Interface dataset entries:
# # #

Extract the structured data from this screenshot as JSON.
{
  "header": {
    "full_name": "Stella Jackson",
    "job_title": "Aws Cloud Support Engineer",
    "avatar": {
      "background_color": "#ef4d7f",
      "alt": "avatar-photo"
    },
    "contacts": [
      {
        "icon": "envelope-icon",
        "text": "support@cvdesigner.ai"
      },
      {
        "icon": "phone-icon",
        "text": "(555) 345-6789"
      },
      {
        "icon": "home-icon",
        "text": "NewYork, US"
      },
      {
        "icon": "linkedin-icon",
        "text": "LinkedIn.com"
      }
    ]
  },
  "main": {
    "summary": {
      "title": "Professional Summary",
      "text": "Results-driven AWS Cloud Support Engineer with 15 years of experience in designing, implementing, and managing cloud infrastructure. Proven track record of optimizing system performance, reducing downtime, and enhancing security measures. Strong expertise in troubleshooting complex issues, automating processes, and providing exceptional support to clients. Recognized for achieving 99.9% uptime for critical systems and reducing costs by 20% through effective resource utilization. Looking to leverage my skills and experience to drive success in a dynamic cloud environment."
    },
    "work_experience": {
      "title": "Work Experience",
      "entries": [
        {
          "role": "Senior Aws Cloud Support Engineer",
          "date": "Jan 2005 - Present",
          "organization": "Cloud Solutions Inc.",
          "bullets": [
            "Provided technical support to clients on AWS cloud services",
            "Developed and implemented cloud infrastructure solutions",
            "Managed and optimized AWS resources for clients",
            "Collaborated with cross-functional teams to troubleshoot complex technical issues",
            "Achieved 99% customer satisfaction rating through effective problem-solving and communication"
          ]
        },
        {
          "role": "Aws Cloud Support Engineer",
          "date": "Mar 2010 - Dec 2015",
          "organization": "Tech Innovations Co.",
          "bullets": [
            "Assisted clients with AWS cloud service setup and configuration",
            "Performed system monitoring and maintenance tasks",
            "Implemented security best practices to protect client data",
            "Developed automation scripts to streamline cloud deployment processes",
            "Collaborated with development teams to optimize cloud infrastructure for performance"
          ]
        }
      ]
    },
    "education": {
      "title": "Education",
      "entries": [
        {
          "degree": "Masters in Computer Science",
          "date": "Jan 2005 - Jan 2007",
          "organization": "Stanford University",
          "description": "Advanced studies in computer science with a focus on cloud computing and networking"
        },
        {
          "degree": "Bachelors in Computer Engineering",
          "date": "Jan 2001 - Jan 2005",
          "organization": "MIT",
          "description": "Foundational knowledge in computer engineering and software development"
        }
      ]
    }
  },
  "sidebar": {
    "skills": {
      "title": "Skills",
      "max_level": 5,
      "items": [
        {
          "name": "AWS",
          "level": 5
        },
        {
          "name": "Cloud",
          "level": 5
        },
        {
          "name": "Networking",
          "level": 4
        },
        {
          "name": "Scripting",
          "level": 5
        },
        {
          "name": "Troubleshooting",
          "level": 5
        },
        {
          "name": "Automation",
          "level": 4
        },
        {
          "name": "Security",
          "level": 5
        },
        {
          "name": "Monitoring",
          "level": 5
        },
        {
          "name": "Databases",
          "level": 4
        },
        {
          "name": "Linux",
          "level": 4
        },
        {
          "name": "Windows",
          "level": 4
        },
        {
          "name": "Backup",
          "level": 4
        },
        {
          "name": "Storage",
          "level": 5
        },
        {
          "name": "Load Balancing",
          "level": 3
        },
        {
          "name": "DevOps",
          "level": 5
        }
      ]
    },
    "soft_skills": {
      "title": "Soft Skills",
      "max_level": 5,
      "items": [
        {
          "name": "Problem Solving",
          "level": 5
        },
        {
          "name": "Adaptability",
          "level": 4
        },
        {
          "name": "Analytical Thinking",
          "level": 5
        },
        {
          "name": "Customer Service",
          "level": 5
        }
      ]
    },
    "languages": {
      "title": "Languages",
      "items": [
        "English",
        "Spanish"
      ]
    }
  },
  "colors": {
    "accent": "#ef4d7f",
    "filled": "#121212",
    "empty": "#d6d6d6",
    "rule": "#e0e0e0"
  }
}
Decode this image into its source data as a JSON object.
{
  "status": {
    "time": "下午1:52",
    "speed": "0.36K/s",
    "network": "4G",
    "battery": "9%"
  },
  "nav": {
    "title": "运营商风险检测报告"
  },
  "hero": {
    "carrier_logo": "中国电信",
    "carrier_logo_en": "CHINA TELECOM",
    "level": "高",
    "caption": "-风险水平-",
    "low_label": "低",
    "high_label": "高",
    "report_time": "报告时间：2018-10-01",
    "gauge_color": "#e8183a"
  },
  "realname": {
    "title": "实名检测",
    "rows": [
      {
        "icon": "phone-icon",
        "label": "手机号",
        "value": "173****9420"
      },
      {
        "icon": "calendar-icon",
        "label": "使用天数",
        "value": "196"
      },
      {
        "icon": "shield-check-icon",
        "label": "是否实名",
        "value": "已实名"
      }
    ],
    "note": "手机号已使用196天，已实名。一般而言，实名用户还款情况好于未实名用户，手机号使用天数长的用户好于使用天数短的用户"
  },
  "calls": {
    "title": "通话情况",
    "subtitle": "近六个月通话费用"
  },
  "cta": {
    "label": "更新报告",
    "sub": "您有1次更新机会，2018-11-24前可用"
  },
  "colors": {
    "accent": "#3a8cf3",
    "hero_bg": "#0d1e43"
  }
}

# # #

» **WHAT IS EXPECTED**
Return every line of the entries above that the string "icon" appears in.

» **RESPONSE TO THE EXERCISE**
        "icon": "envelope-icon",
        "icon": "phone-icon",
        "icon": "home-icon",
        "icon": "linkedin-icon",
        "icon": "phone-icon",
        "icon": "calendar-icon",
        "icon": "shield-check-icon",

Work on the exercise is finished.